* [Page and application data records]
________________

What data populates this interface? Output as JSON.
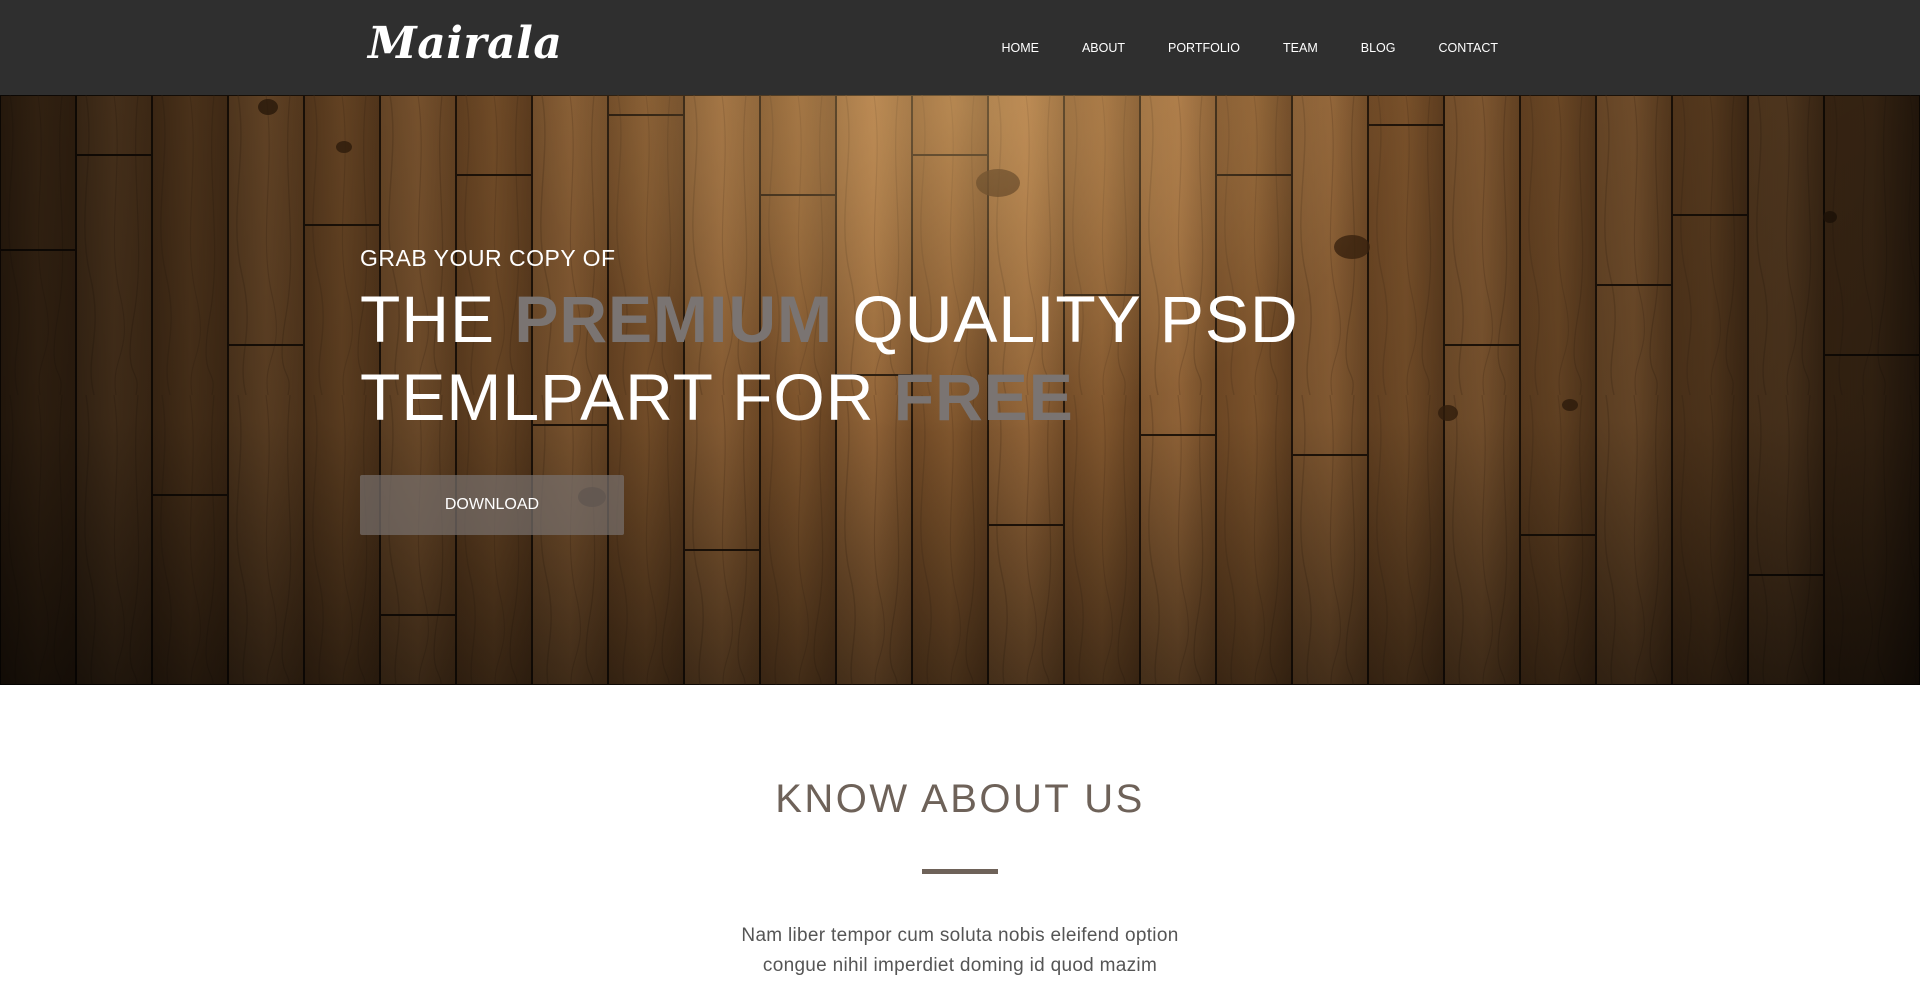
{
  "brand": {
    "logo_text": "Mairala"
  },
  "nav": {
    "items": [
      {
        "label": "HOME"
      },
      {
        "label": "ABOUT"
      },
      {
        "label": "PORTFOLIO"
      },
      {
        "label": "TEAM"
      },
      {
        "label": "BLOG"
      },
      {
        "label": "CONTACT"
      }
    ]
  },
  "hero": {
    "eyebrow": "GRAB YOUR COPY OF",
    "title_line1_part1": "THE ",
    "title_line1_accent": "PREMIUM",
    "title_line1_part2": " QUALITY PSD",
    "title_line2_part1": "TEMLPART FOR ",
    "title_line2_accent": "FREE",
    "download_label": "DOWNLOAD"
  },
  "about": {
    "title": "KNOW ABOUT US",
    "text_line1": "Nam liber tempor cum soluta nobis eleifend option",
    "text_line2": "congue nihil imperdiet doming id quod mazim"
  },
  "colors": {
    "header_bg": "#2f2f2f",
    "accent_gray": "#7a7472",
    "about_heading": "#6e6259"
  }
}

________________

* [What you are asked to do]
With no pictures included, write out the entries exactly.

* [Exercise answer]
What data populates this interface? Output as JSON.
{
  "brand": {
    "logo_text": "Mairala"
  },
  "nav": {
    "items": [
      {
        "label": "HOME"
      },
      {
        "label": "ABOUT"
      },
      {
        "label": "PORTFOLIO"
      },
      {
        "label": "TEAM"
      },
      {
        "label": "BLOG"
      },
      {
        "label": "CONTACT"
      }
    ]
  },
  "hero": {
    "eyebrow": "GRAB YOUR COPY OF",
    "title_line1_part1": "THE ",
    "title_line1_accent": "PREMIUM",
    "title_line1_part2": " QUALITY PSD",
    "title_line2_part1": "TEMLPART FOR ",
    "title_line2_accent": "FREE",
    "download_label": "DOWNLOAD"
  },
  "about": {
    "title": "KNOW ABOUT US",
    "text_line1": "Nam liber tempor cum soluta nobis eleifend option",
    "text_line2": "congue nihil imperdiet doming id quod mazim"
  },
  "colors": {
    "header_bg": "#2f2f2f",
    "accent_gray": "#7a7472",
    "about_heading": "#6e6259"
  }
}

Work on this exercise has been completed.